In 1787, Farmingbury petitioned the General Assembly to be freed entirely from its parent towns of Waterbury and now Southington (which had been divided out of Farmington in 1779), but were denied. Petitions failed again in 1792, 1793 and 1795 because of strong opposition from Southington, but in May of 1796 the town was granted its freedom by a tie-breaking vote cast by the state's Lieutenant Governor, Oliver Wolcott. To show their appreciation for the role he had played in securing separate town status, the town representatives voted to change the name from Farmingbury to Wolcott.
Wolcott boasts of two prominent men born and raised in the Spindle Hill section of town. First was Seth Thomas a well-known clockmaker born in 1785. He built his first clocks here and gave jobs to many locals who helped in the production of these early clocks. The second was Amos Bronson Alcott born in 1799. He was a well-known educator, philosopher, poet and Yankee peddler who later moved to Pennsylvania where his daughter, Louisa May Alcott was born.
(Information for this article was taken from "Wolcott, Connecticut 175th Anniversary 1796-1971 by John Washburne, "A Brief History of Wolcott," by M.M.N. Hall, 1962, and "The 1986 Historic Resources Inventory" by J.P. Loether)
Some Interesting Sites In Wolcott, Connecticut
> The Historic Town Green and Historic District located on Center Street (CT 322) and Bound Line Road.
> Peterson Park on Mad River Road off of CT 69.
> Wolcott marks the beginning of the Mattatuck Trail, which can be accessed at Peterson Park located on Mad River Road.
> Wolcott Dog Park, which is located next to Peterson Park on Mad River Road.
> The 3.5-mile Mill Pond Way Walking Trail, which is located in the Woodtick section of town on Wolf Hill, Munson, Nichols and Woodtick Roads.
> Woodtick Recreation Area located on Nichols Road.
> BAW Baseball Fields located on Nichols Road.

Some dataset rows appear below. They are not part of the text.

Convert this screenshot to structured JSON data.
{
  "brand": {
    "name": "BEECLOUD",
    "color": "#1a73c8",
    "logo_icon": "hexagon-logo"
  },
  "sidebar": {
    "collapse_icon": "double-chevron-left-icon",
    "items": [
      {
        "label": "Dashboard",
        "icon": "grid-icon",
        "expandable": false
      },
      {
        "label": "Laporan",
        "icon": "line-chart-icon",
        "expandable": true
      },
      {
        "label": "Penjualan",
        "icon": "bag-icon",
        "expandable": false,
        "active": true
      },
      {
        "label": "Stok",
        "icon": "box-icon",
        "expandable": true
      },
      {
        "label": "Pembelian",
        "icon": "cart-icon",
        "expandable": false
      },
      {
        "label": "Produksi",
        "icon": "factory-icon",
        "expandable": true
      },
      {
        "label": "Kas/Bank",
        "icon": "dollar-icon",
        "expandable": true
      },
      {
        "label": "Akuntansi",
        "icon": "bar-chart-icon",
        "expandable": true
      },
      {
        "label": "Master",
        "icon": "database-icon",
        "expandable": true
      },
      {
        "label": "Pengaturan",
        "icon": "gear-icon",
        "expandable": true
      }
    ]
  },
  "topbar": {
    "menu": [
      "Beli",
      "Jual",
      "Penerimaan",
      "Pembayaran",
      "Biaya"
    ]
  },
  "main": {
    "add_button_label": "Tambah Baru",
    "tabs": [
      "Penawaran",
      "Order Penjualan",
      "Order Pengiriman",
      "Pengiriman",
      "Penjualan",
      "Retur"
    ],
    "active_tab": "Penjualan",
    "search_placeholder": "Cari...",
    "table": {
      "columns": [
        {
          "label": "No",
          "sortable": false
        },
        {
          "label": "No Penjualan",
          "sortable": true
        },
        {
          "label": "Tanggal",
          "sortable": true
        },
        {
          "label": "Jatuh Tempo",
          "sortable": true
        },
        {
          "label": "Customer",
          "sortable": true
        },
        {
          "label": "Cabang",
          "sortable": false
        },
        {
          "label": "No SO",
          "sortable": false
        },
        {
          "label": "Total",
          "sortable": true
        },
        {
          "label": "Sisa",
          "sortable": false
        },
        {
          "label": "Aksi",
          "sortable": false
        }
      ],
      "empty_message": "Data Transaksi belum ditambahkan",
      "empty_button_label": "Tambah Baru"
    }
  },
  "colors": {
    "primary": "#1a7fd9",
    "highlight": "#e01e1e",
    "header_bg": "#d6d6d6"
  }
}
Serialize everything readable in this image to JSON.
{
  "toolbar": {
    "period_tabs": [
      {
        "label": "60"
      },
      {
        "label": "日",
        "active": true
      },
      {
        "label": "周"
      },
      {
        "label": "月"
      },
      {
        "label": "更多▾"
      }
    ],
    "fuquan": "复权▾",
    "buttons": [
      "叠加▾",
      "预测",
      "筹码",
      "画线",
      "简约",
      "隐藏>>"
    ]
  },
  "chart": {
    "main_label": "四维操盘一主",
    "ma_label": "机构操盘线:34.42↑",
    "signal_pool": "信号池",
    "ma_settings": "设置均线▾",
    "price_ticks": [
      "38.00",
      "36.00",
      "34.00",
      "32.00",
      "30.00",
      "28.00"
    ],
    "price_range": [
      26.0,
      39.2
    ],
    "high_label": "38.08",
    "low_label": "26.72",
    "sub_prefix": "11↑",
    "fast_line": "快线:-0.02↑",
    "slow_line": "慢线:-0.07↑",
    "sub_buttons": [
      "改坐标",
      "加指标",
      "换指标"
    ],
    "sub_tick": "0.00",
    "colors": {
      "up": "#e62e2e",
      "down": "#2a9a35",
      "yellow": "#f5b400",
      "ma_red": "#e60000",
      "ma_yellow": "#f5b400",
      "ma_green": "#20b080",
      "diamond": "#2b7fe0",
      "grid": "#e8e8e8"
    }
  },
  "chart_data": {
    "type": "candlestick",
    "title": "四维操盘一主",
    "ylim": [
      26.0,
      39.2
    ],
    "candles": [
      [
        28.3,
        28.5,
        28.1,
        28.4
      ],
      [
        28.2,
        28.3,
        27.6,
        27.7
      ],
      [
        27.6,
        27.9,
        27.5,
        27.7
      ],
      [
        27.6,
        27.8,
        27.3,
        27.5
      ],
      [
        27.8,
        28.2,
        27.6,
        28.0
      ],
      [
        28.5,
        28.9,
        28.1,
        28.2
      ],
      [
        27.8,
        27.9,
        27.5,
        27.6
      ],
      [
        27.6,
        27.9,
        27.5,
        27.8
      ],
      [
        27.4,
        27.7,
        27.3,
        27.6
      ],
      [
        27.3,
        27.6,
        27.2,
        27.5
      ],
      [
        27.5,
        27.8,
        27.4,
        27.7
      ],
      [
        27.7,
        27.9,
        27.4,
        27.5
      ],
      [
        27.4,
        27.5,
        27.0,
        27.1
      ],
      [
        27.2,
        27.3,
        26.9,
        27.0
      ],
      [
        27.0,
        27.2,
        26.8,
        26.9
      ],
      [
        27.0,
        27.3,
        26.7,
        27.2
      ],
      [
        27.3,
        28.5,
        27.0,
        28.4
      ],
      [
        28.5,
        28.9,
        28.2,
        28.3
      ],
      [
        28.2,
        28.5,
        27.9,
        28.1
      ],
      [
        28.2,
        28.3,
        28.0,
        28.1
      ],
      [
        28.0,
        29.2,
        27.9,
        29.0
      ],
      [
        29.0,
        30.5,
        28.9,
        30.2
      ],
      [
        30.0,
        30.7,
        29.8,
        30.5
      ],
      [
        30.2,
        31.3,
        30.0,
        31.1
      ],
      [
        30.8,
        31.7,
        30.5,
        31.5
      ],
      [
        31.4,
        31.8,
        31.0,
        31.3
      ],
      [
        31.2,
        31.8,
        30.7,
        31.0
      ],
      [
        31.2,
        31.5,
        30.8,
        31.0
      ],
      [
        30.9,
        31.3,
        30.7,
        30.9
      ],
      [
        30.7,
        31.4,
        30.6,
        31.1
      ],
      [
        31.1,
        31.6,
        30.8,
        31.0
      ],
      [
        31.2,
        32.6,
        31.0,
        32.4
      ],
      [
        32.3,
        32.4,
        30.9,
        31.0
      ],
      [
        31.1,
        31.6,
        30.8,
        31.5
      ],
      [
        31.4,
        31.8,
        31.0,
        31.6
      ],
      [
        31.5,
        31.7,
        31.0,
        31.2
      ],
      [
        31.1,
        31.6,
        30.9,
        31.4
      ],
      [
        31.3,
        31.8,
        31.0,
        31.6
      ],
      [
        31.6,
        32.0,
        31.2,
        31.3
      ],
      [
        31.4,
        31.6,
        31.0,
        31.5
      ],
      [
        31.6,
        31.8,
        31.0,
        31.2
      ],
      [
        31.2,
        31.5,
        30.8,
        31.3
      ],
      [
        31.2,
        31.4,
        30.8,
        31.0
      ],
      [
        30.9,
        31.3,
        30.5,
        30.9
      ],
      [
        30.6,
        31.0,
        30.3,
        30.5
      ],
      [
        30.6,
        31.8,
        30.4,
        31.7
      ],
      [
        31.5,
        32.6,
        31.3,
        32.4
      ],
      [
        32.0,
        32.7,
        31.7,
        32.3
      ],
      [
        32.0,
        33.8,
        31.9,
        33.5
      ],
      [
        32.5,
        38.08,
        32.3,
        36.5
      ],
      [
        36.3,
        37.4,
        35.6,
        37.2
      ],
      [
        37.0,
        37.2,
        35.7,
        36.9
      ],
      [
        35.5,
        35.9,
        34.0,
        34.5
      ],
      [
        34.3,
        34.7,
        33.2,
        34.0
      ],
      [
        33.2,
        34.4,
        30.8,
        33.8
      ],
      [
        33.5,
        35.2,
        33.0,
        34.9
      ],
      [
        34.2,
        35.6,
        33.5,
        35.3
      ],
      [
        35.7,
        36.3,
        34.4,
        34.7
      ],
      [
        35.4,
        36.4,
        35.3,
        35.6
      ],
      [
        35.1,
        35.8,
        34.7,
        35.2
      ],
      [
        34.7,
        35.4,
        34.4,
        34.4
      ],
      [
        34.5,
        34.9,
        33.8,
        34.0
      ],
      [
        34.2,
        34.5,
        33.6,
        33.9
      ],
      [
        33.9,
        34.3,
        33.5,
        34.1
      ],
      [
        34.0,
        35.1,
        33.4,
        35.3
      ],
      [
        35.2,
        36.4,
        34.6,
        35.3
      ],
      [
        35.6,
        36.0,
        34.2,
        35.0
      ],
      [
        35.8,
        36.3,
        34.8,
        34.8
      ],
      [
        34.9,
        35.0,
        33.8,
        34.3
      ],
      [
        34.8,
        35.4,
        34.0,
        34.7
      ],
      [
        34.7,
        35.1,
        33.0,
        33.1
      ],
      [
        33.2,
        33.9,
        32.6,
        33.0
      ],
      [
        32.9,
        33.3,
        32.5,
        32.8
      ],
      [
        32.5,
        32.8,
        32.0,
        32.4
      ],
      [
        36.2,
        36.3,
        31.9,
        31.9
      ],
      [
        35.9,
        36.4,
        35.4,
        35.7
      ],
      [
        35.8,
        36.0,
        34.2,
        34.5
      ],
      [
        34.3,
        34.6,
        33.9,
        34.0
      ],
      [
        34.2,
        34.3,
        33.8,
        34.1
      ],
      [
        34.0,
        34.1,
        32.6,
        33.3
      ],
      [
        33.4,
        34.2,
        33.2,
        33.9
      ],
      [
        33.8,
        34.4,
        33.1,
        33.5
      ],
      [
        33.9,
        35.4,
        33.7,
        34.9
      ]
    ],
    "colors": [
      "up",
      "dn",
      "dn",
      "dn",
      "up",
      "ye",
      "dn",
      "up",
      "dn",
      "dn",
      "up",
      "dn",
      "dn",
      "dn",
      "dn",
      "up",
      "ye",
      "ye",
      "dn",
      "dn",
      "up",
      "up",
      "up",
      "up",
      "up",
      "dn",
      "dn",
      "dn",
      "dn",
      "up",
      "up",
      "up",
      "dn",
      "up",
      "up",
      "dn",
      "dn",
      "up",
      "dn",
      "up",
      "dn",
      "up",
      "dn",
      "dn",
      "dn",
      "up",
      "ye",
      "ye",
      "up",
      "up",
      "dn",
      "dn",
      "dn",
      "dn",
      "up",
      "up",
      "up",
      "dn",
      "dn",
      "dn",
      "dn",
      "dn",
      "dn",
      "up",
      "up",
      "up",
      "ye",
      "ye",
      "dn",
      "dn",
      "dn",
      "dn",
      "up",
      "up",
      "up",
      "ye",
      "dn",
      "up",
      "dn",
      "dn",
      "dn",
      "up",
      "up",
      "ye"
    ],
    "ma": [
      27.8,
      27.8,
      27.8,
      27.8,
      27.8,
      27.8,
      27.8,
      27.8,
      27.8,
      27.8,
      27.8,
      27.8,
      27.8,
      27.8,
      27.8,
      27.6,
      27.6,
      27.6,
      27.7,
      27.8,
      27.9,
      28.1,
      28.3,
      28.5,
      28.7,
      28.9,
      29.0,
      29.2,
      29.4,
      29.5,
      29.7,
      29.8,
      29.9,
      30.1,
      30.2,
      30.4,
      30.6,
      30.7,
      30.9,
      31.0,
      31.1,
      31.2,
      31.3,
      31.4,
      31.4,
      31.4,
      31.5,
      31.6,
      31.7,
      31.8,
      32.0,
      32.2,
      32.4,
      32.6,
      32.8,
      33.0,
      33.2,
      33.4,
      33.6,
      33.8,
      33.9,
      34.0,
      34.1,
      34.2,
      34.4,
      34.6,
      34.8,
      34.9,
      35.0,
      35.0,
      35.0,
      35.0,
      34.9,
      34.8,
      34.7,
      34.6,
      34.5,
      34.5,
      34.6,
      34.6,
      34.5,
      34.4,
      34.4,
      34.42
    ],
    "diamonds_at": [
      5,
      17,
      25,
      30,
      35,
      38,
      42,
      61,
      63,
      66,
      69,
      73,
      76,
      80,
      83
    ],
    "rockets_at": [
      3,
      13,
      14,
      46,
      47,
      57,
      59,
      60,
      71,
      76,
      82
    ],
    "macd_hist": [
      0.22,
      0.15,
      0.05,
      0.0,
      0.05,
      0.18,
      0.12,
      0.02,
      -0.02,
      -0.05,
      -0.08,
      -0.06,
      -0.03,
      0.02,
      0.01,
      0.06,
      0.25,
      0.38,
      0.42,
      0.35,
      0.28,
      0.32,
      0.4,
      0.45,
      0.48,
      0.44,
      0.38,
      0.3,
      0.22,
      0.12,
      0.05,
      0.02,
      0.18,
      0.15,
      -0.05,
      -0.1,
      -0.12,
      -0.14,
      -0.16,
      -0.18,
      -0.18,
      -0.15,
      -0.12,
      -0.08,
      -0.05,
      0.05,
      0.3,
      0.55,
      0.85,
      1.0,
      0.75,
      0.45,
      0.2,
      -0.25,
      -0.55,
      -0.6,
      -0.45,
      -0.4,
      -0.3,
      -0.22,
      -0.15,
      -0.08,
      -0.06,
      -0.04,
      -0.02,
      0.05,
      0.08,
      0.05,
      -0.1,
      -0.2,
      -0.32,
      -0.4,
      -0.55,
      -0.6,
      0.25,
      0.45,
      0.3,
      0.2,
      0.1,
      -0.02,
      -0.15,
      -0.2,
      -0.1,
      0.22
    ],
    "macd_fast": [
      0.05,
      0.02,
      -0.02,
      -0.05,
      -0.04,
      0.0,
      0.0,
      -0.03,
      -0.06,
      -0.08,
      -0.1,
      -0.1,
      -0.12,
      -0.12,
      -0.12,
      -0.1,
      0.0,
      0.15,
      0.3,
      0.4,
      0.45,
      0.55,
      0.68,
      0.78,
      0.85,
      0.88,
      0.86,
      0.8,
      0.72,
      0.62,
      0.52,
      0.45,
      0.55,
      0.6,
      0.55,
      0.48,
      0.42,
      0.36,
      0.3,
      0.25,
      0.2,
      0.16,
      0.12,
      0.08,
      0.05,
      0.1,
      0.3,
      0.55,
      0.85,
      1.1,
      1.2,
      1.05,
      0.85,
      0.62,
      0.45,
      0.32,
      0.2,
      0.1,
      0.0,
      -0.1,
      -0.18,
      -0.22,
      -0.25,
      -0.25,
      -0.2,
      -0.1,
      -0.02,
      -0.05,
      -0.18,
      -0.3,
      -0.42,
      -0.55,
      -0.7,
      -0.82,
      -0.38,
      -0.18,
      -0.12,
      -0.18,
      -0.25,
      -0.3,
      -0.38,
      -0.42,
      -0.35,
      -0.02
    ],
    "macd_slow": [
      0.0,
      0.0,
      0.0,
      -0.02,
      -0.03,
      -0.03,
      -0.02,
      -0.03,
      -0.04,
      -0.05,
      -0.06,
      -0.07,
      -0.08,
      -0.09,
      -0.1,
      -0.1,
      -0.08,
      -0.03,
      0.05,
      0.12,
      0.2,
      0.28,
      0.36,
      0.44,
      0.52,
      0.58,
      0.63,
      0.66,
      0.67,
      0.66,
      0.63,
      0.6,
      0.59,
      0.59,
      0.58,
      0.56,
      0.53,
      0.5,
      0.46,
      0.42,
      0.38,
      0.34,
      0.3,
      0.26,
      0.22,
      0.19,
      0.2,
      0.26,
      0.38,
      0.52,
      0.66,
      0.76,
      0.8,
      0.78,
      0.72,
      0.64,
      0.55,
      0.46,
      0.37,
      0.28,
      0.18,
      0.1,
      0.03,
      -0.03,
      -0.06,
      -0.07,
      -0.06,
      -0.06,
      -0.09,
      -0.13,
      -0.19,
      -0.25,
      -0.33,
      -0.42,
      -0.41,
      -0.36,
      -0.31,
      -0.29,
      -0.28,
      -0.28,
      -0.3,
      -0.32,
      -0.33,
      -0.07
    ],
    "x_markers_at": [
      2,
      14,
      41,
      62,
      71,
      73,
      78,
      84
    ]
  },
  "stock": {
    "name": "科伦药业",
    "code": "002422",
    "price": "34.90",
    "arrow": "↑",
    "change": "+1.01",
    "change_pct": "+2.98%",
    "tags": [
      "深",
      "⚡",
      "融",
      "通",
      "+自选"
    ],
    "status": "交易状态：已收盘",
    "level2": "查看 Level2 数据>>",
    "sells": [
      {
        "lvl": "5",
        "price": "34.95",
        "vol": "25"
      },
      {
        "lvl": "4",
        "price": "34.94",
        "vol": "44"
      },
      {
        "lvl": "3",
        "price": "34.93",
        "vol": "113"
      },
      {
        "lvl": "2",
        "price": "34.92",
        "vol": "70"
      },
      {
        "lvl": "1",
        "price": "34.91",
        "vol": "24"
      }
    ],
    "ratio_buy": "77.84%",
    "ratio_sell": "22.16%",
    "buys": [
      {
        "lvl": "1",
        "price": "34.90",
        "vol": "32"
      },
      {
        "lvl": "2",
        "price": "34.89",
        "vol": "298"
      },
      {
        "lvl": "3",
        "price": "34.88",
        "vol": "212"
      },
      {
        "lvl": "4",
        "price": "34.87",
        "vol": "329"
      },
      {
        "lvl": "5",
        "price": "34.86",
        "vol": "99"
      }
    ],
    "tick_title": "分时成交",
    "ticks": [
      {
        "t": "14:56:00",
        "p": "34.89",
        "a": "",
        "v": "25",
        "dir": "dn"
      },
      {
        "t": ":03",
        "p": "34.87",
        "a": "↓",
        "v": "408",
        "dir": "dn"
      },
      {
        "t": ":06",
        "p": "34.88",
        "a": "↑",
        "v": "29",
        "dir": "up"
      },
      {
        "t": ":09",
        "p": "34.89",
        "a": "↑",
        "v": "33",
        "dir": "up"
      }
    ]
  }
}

> Wolcott Sports Complex located on Spindle Hill Road.
> The Wolcott Historical Society Stone Schoolhouse Museum built in 1821 located on Nichols Road.
> Farmingbury Hill Golf Course located on East Street (CT 322).
I hope this brief history of our town as well as the points of interests will give you an idea of what you will find in the book in reference to other towns. I have also included two of the pictures that are included in the book. It might make a great holiday gift for the traveler in your life!
Before I begin this month's article I'd like to make an addition to last month's article on the W.E. Tyrrell Farm. I was fortunate to speak with Janet Marti-Belanger-Johnson and she reminded me that she was Polly Marti's daughter. She shared that her grandfather William Tyrrell ran the farm on Beach Road until his death in 1947. After William's death the farm continued operations and was managed by Edwin H. Mearing. In 1951 the barn was destroyed by fire and the dairy closed. She also mentioned that both William and Selena are buried in Edgewood Cemetery. Thanks so much Janet for filling in the rest of the blanks about this great old dairy farm on Beach Road.
Wolcott Town Hall in 1923.
Bridge on Mill Pond Trail.
To view past installments of the Historical Society News, click here.